Speaking of Xenoblade Chronicles, my biggest reason for upgrading to the New 3DS is the improved GPU. Nintendo has announced that there will be games released solely for the New 3DS. Normally, I wouldn’t care too much. After all, there were exclusive games for the DSi last generation. However, they are kicking it off with Xenoblade Chronicles, which was hands down, in my opinion, the single best game of last generation. Not only am I impressed that such a game can even fit on the 3DS, but I’m also keen to be able to play such a monster-sized game on the go. Some people have complained about being cut out due to the exclusive games. This is unfortunate, but ultimately good. It’s better than Nintendo make a redesign and upgrade the GPU rather than them release a brand new handheld. The latter decision would require everyone to buy a new system to play all games, rather than only a few.
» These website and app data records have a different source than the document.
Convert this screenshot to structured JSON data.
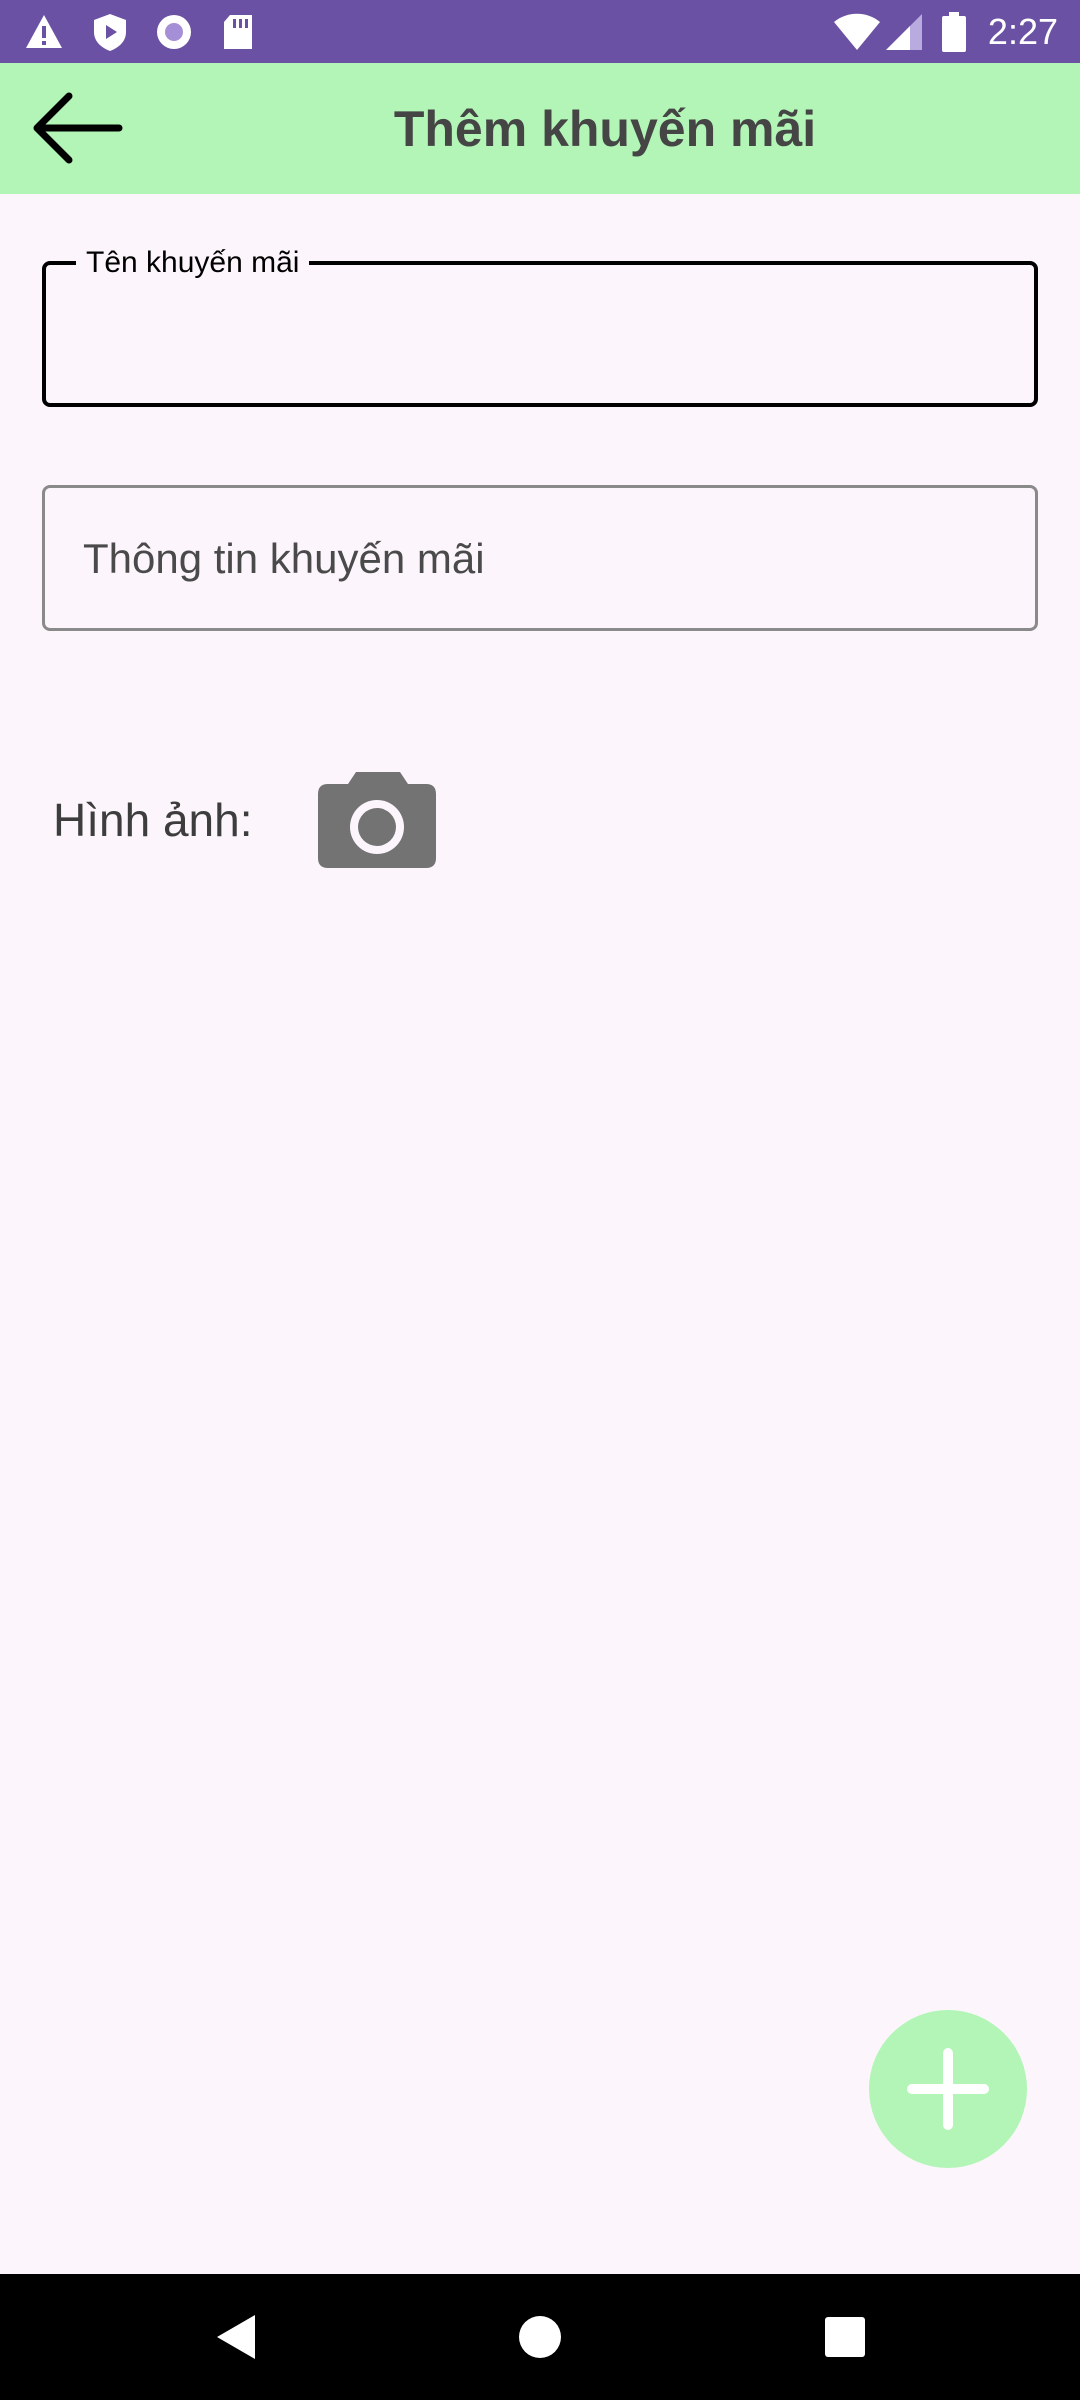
{
  "status_bar": {
    "time": "2:27",
    "left_icons": [
      "warning-icon",
      "shield-play-icon",
      "record-icon",
      "sd-card-icon"
    ],
    "right_icons": [
      "wifi-icon",
      "signal-icon",
      "battery-icon"
    ],
    "background": "#6a51a3"
  },
  "app_bar": {
    "title": "Thêm khuyến mãi",
    "background": "#b2f5b6",
    "back_icon": "arrow-back-icon"
  },
  "form": {
    "name_field": {
      "label": "Tên khuyến mãi",
      "value": ""
    },
    "info_field": {
      "placeholder": "Thông tin khuyến mãi",
      "value": ""
    },
    "image_label": "Hình ảnh:",
    "camera_icon": "camera-icon"
  },
  "fab": {
    "icon": "plus-icon",
    "color": "#b2f5b6"
  },
  "nav_bar": {
    "buttons": [
      "back-triangle-icon",
      "home-circle-icon",
      "recents-square-icon"
    ]
  }
}
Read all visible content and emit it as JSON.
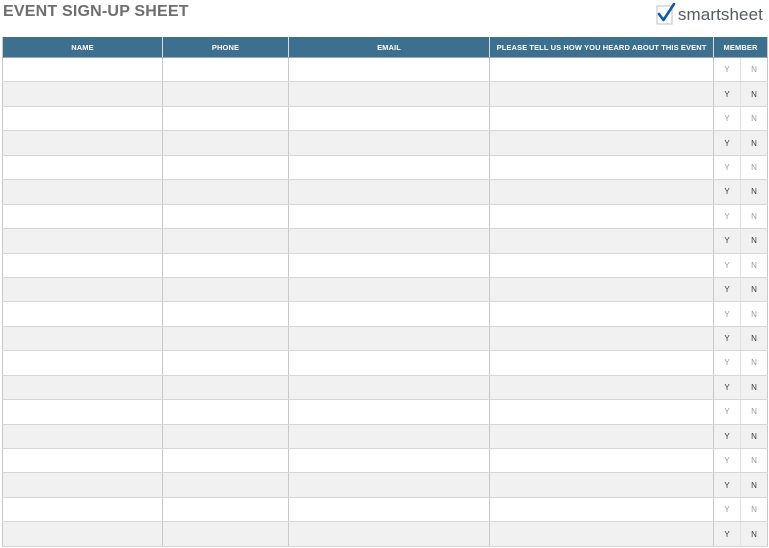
{
  "header": {
    "title": "EVENT SIGN-UP SHEET",
    "logo": {
      "icon": "checkmark-logo-icon",
      "text_light": "smart",
      "text_dark": "sheet"
    }
  },
  "table": {
    "columns": [
      "NAME",
      "PHONE",
      "EMAIL",
      "PLEASE TELL US HOW YOU HEARD ABOUT THIS EVENT",
      "MEMBER"
    ],
    "member_options": [
      "Y",
      "N"
    ],
    "row_count": 20
  },
  "colors": {
    "header_bg": "#3d6f8f",
    "title": "#6e6e6e",
    "stripe": "#f1f1f1"
  }
}
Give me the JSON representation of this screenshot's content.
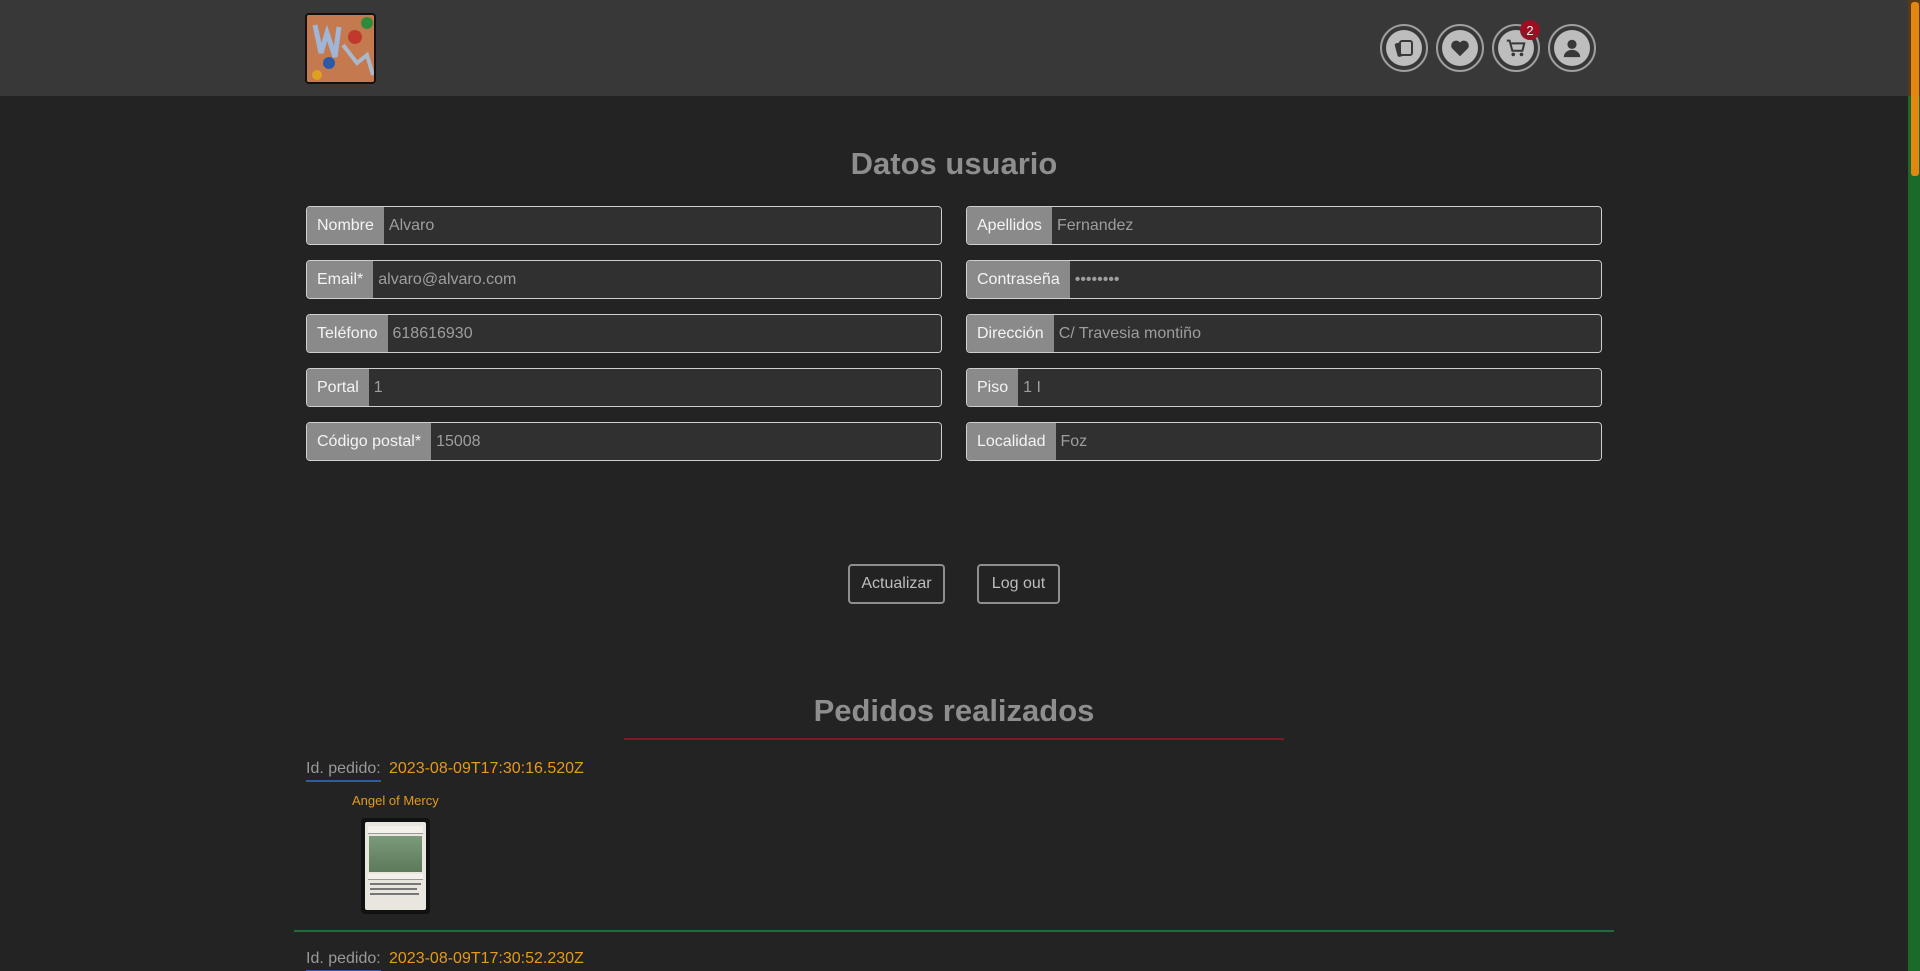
{
  "header": {
    "logo_alt": "logo",
    "nav": {
      "cards_icon": "cards-icon",
      "favorites_icon": "heart-icon",
      "cart_icon": "cart-icon",
      "cart_count": "2",
      "user_icon": "user-icon"
    }
  },
  "user_section": {
    "title": "Datos usuario",
    "fields": {
      "nombre": {
        "label": "Nombre",
        "value": "Alvaro"
      },
      "apellidos": {
        "label": "Apellidos",
        "value": "Fernandez"
      },
      "email": {
        "label": "Email*",
        "value": "alvaro@alvaro.com"
      },
      "password": {
        "label": "Contraseña",
        "value": "••••••••"
      },
      "telefono": {
        "label": "Teléfono",
        "value": "618616930"
      },
      "direccion": {
        "label": "Dirección",
        "value": "C/ Travesia montiño"
      },
      "portal": {
        "label": "Portal",
        "value": "1"
      },
      "piso": {
        "label": "Piso",
        "value": "1 I"
      },
      "codigo_postal": {
        "label": "Código postal*",
        "value": "15008"
      },
      "localidad": {
        "label": "Localidad",
        "value": "Foz"
      }
    },
    "buttons": {
      "update": "Actualizar",
      "logout": "Log out"
    }
  },
  "orders_section": {
    "title": "Pedidos realizados",
    "orders": [
      {
        "label": "Id. pedido:",
        "id": "2023-08-09T17:30:16.520Z",
        "product": "Angel of Mercy"
      },
      {
        "label": "Id. pedido:",
        "id": "2023-08-09T17:30:52.230Z"
      }
    ]
  },
  "colors": {
    "background": "#232323",
    "header": "#383838",
    "accent_orange": "#e59a1a",
    "badge_red": "#9a1022"
  }
}
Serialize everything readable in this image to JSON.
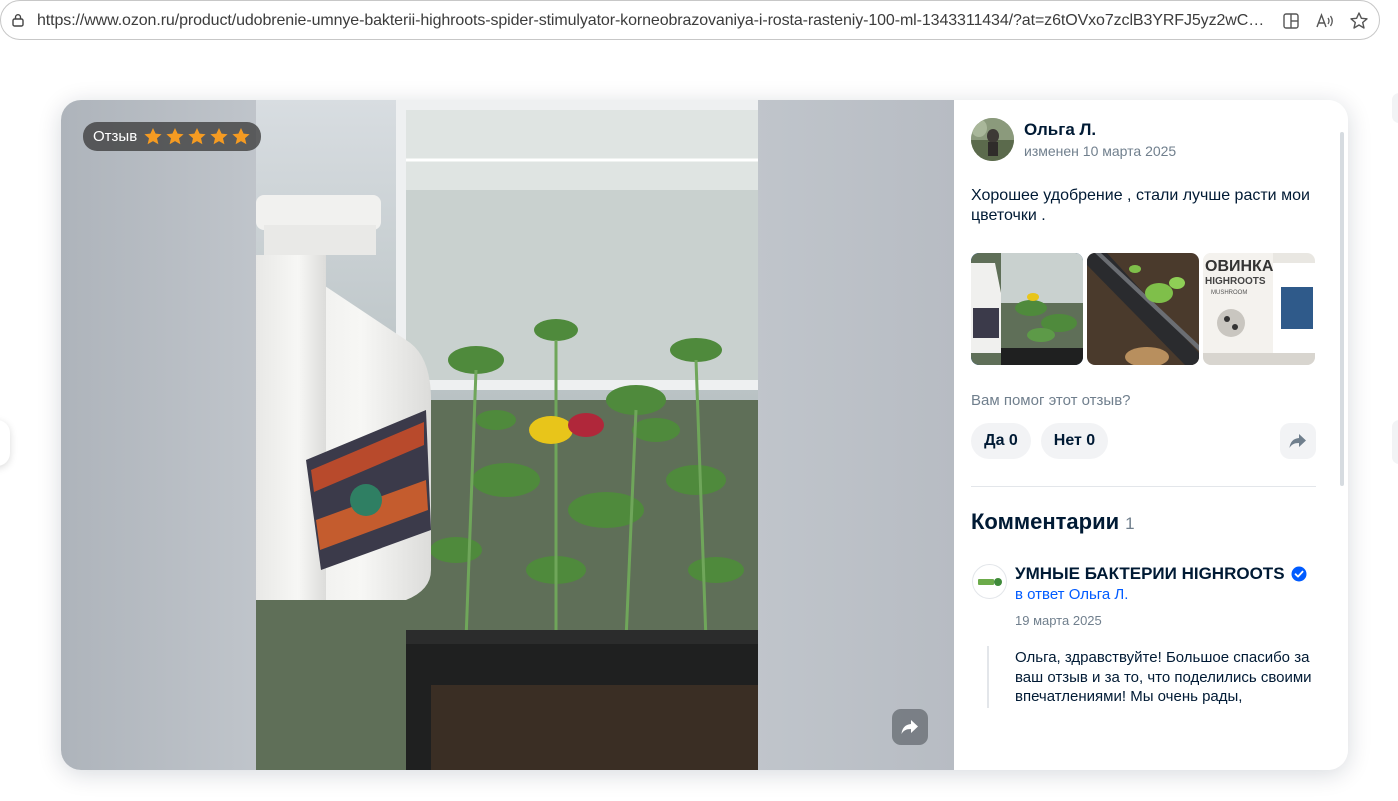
{
  "browser": {
    "url": "https://www.ozon.ru/product/udobrenie-umnye-bakterii-highroots-spider-stimulyator-korneobrazovaniya-i-rosta-rasteniy-100-ml-1343311434/?at=z6tOVxo7zclB3YRFJ5yz2wCJlqnR..."
  },
  "badge": {
    "label": "Отзыв",
    "rating": 5,
    "max": 5,
    "star_color": "#f59b22"
  },
  "review": {
    "author": "Ольга Л.",
    "edited": "изменен 10 марта 2025",
    "text": "Хорошее удобрение , стали лучше расти мои цветочки ."
  },
  "helpful": {
    "question": "Вам помог этот отзыв?",
    "yes": "Да 0",
    "no": "Нет 0"
  },
  "comments": {
    "title": "Комментарии",
    "count": "1",
    "items": [
      {
        "author": "УМНЫЕ БАКТЕРИИ HIGHROOTS",
        "reply_to": "в ответ Ольга Л.",
        "date": "19 марта 2025",
        "text": "Ольга, здравствуйте! Большое спасибо за ваш отзыв и за то, что поделились своими впечатлениями! Мы очень рады,"
      }
    ]
  },
  "colors": {
    "link": "#005bff",
    "verified": "#005bff",
    "text": "#001a34",
    "muted": "#707f8d"
  },
  "icons": [
    "lock-icon",
    "split-screen-icon",
    "read-aloud-icon",
    "favorite-star-icon",
    "share-icon",
    "verified-icon"
  ]
}
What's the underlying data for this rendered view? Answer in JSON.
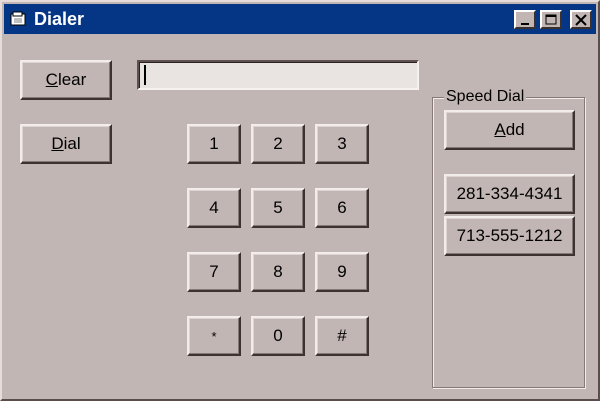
{
  "window": {
    "title": "Dialer"
  },
  "actions": {
    "clear_mnemonic": "C",
    "clear_rest": "lear",
    "dial_mnemonic": "D",
    "dial_rest": "ial"
  },
  "number_field": {
    "value": ""
  },
  "keypad": [
    "1",
    "2",
    "3",
    "4",
    "5",
    "6",
    "7",
    "8",
    "9",
    "*",
    "0",
    "#"
  ],
  "speed_dial": {
    "label": "Speed Dial",
    "add_mnemonic": "A",
    "add_rest": "dd",
    "entries": [
      "281-334-4341",
      "713-555-1212"
    ]
  },
  "colors": {
    "titlebar": "#043685",
    "face": "#c2b6b4"
  }
}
In the end, hardware is unimportant. Games are what matters, and gamers will follow the games they want to whatever hardware has them. For example, I picked up the original Playstation solely because of Final Fantasy VII. Similarly, I purchased the Nintendo 64 for Ocarina of Time. People who cannot resist games such as Xenoblade Chronicles will be compelled to purchase the redesign. Is this bad for consumers? Of course not. In its current state, the 3DS cannot handle games of that magnitude. So, without the redesign, they wouldn’t exist. The only risk is that too many developers will take advantage of the new GPU and develop games almost exclusively for the New 3DS, thus forcing people to upgrade. However, in gaming, upgrading systems is a regular occurrence, and not particularly shocking.
The New 3DS is what I’ve always wanted the 3DS to be. With such a statement behind me, is there any doubt why I’m willing to make the plunge again? As I said, I’ve had a horse in every handheld generation to ever exist, and I can say without hyperbole that the 3DS is the best handheld ever made, with the best handheld games ever made. If Nintendo asks for a little more to unlock even more potential for this already amazing system, I don’t care. This is a system that has thrived on delivering the premier quality handheld experience. I think I’m willing to pay more to get more of that.